A revolt by the hired Hindu and Muslim soldiers of the British East India Company. Both thought the British had used grease from an animal (pig or cow) each religion was not supposed to eat, on the bullets they distributed to them, so they revolted. This resulted in the British government officially taking control of India, making it a colony.
Seven Years War (French and Indian)
Fought between Great Britain and France over territory, often considered to be the first world war because it involved most of the globe.
Sino-Japanese War
(1894-1895) Japan’s imperialistic war against China to gain control of natural resources and markets for their goods. It ended with the Treaty of Portsmouth which granted Japan Chinese port city trading rights, control of Manchuria, the annexation of the island of Sakhalin, and Korea became its protectorate.
Spanish American War
In 1898, a conflict between the United States and Spain, in which the U.S. supported the Cubans’ fight for independence
Spheres of Influence
areas in which countries have some political and economic control but do not govern directly
Suez Canal
A canal linking the Red Sea to the Mediterranean Sea. It was a vital trade route in the British Empire during imperialism, and continues to link North Africa and Europe to Asia today.
The State Duma of Russia
The State Duma was first introduced in 1906 and was Russia’s first elected parliament.
Steam Engine (James Watts)

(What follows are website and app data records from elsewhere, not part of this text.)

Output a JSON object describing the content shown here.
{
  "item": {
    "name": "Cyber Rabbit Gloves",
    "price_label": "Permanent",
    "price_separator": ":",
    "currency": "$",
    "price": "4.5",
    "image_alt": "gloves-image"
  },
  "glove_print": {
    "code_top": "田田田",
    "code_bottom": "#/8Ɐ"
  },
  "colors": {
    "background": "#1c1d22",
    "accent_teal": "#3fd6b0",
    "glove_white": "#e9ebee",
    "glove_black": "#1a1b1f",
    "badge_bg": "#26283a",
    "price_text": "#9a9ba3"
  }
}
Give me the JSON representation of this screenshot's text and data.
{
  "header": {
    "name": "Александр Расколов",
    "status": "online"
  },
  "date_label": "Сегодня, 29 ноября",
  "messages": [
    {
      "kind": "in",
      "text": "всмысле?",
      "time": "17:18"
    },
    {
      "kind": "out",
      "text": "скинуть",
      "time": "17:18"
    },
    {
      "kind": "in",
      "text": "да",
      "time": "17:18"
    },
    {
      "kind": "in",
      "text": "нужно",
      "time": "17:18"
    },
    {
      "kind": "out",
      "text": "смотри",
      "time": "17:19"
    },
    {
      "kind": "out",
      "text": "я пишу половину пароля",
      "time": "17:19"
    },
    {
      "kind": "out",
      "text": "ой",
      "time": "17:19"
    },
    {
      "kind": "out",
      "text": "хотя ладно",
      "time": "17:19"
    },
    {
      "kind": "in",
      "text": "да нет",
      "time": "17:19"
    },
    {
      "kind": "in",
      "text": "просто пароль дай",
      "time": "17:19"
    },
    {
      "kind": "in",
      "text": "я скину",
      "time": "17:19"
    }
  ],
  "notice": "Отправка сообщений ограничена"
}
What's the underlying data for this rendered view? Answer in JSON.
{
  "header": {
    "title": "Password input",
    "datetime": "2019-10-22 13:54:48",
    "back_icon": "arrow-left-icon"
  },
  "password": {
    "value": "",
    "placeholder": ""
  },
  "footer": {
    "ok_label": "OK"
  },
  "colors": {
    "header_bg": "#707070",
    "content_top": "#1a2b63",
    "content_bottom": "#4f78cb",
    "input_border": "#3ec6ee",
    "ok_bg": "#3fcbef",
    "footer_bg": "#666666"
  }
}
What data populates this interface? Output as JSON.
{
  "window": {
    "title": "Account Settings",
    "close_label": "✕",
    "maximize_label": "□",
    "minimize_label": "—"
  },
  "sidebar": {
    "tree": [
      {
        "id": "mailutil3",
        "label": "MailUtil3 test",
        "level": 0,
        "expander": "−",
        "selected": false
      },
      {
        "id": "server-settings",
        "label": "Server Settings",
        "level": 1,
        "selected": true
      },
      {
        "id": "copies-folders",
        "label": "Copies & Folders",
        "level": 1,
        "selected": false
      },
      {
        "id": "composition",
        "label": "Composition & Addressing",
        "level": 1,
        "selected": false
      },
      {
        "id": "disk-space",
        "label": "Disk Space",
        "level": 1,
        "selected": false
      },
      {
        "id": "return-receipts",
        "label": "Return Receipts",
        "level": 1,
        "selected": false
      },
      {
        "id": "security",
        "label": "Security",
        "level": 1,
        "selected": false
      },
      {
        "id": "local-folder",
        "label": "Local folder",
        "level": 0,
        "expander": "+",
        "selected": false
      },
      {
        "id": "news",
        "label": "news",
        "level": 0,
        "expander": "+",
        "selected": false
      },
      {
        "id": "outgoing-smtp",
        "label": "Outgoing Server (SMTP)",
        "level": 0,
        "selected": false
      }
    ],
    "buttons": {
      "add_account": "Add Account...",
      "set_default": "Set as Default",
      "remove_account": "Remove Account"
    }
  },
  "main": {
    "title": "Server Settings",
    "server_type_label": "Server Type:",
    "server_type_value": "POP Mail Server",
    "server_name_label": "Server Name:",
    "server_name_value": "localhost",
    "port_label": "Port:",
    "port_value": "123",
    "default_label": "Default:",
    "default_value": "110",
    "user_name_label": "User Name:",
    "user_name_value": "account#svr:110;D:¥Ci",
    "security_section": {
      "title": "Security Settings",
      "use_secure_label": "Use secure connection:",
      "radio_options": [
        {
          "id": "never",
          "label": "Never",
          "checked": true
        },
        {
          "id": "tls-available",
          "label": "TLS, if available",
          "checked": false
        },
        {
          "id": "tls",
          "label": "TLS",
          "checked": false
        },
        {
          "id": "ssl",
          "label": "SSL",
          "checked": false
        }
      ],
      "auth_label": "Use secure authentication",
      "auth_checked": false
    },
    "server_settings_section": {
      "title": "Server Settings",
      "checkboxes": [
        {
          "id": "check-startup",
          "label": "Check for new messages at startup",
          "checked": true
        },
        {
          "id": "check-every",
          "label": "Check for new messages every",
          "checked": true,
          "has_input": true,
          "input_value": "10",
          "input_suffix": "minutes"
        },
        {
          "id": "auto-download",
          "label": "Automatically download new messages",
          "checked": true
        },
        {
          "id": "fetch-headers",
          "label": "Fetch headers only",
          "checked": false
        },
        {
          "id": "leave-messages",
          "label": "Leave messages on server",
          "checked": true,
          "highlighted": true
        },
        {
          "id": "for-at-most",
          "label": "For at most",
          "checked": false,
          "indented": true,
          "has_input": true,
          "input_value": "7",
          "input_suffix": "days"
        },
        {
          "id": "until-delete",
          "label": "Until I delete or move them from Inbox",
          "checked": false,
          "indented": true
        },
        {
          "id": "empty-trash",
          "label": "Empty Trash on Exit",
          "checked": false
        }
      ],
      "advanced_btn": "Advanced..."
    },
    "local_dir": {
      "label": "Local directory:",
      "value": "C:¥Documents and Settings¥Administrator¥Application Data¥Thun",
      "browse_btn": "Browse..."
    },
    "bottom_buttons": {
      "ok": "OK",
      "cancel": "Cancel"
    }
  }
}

A machine that turns the energy released by burning fuel into motion. Thomas Newcomen built the first crude but workable steam engine in 1712. James Watt vastly improved his device in the 1760s and 1770s. Steam power was then applied to machinery.
Taiping Rebellion
The most destructive civil war before the twentieth century. A Christian-inspired rural rebellion threatened to topple the Qing Empire.
Unequal Treaties
treaties between China and the Western powers after the Opium War that vastly favored the Western powers
Otto von Bismarck
German statesman under whose leadership Germany was united (1815-1898)
Wealth of Nations (Adam Smith)
British philosopher and writer Adam Smith’s 1776 book that described his theory on free trade, otherwise known as laissez-faire economics.
Witte Industrialization Program
Count Sergei Iul’evich Witte oversaw Russia’s transition economy from 1892 to 1903. As finance minister, Witte pushed for greater exports, ambitious industrialization, and large foreign loans. He hoped to modernize Russia and make it competitive with other great powers. These policies by and large continued after Witte was dismissed in 1903 and were expanded by Witte when he returned to government as premier in 1905-1906, and by his successors.
Young Turks Party
A Turkish revolutionary nationalist reform party, officially known as the Committee of Union and Progress (CUP), whose leaders led a rebellion against the Ottoman sultan and effectively ruled the Ottoman Empire from 1908 until shortly before World War I.
protectorate
A country or region that is controlled by a more powerful country.
White Man’s Burden
A poem by Rudyard Kipling written in 1899. It is also the name given to the idea that the culture of the native populations where European imperialism was occurring were inferior to western nations. Some interpreted Kipling’s poem to mean that it was the duty of imperializing nations to bring western culture and sensibility to the savage native populations that were encountered in far off lands.